The purpose of spousal support, also known as alimony, is meant to help the spouse in a worse financial position become financially independent during and after a divorce. What happens when the recipient of spousal support starts cohabitating with another person? Understanding how cohabitation can affect spousal support, is important to know for both the paying and recipient spouse. If you would like to speak with an experienced Washington divorce attorney about this or any other issue, talk to the Hodgson Law Office in Spokane today.
Cohabitation refers to an arrangement where a couple lives together in a marriage-like fashion. It must be more than just roommates and does not apply when people related by blood live together. There must be financial reliance from one or both people in the relationship with the other in a committed intimate relationship. When determining whether a former spouse is cohabitating with another person, the court can consider a number of factors, including:

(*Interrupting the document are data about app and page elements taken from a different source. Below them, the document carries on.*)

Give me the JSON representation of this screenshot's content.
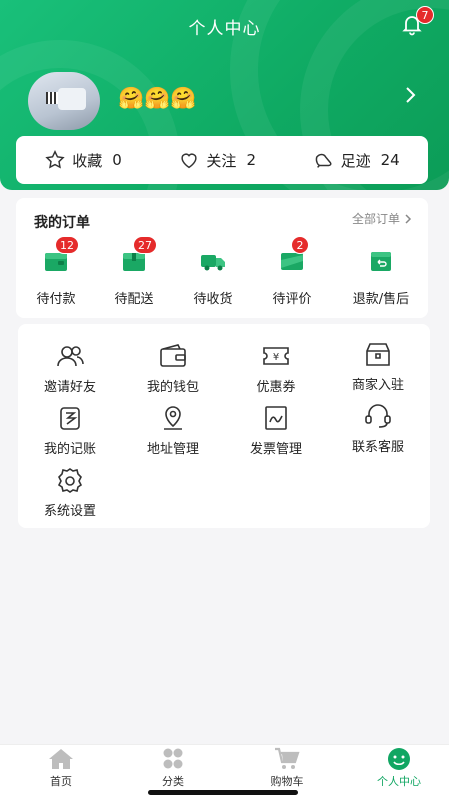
{
  "header": {
    "title": "个人中心",
    "notification_count": "7",
    "nickname": "🤗🤗🤗",
    "accent_color": "#11a663"
  },
  "stats": [
    {
      "label": "收藏",
      "value": "0",
      "icon": "star-icon"
    },
    {
      "label": "关注",
      "value": "2",
      "icon": "heart-icon"
    },
    {
      "label": "足迹",
      "value": "24",
      "icon": "footprint-icon"
    }
  ],
  "orders": {
    "title": "我的订单",
    "all_label": "全部订单",
    "items": [
      {
        "label": "待付款",
        "badge": "12",
        "icon": "wallet-icon"
      },
      {
        "label": "待配送",
        "badge": "27",
        "icon": "package-icon"
      },
      {
        "label": "待收货",
        "badge": "",
        "icon": "truck-icon"
      },
      {
        "label": "待评价",
        "badge": "2",
        "icon": "comment-icon"
      },
      {
        "label": "退款/售后",
        "badge": "",
        "icon": "refund-icon"
      }
    ]
  },
  "services": [
    {
      "label": "邀请好友",
      "icon": "users-icon"
    },
    {
      "label": "我的钱包",
      "icon": "wallet-icon"
    },
    {
      "label": "优惠券",
      "icon": "coupon-icon"
    },
    {
      "label": "商家入驻",
      "icon": "shop-icon"
    },
    {
      "label": "我的记账",
      "icon": "ledger-icon"
    },
    {
      "label": "地址管理",
      "icon": "location-icon"
    },
    {
      "label": "发票管理",
      "icon": "invoice-icon"
    },
    {
      "label": "联系客服",
      "icon": "headset-icon"
    },
    {
      "label": "系统设置",
      "icon": "gear-icon"
    }
  ],
  "tabbar": [
    {
      "label": "首页",
      "icon": "home-icon",
      "active": false
    },
    {
      "label": "分类",
      "icon": "category-icon",
      "active": false
    },
    {
      "label": "购物车",
      "icon": "cart-icon",
      "active": false
    },
    {
      "label": "个人中心",
      "icon": "profile-icon",
      "active": true
    }
  ]
}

If a former spouse receiving spousal support in Washington is found to be cohabitating with another person, it can have a substantial impact on their alimony payments.
If the court finds that a former spouse receiving spousal support is cohabitating with another person, the paying spouse has the opportunity to reduce or even eliminate their spousal support payments. Cohabitation can be seen by the court as a substantial change in circumstances since the finalization of a divorce. In order to qualify as a substantial change in circumstances, the cohabitation must not have been contemplated at the time of the divorce and it must be permanent. The judge in the case may either significantly reduce spousal support payments to reflect the new financial reliance on the cohabitator or eliminate alimony payments completely if the circumstances warrant it.

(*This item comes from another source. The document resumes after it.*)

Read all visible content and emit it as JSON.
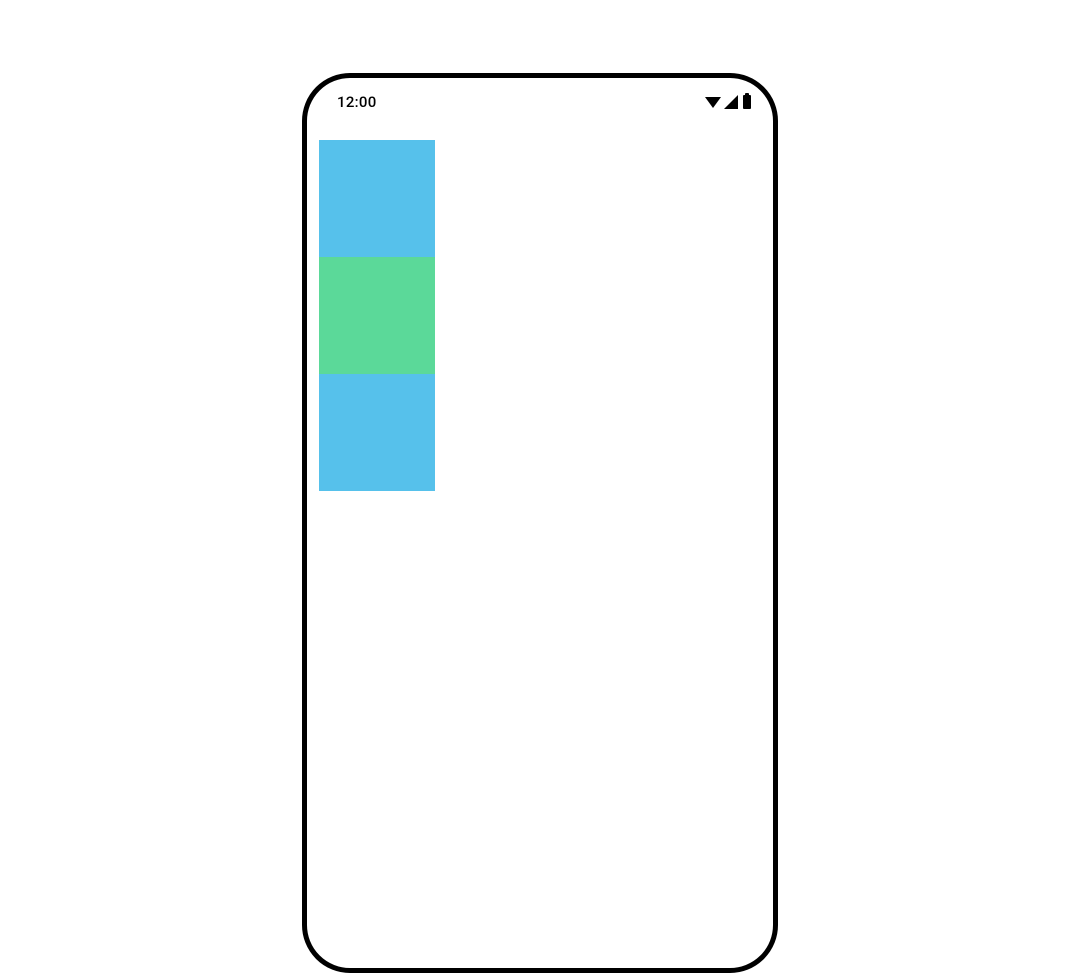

It is important to note that cohabitation does not affect the payment of child support if a minor child is involved in a divorce. Child support is meant to provide the same standard of living for the child and is not affected by the cohabitation of a parent with another person. A parent must keep paying child support even if cohabitation is a substantial change in circumstances for the payment of spousal support.
Cohabitation can ultimately have a substantial impact on the payment and receipt of spousal support in Washington after a divorce. If you would like to speak with an expert in Washington divorce law about how cohabitation might affect your case, call the office or contact us today in Spokane at the Hodgson Law Office for a consultation.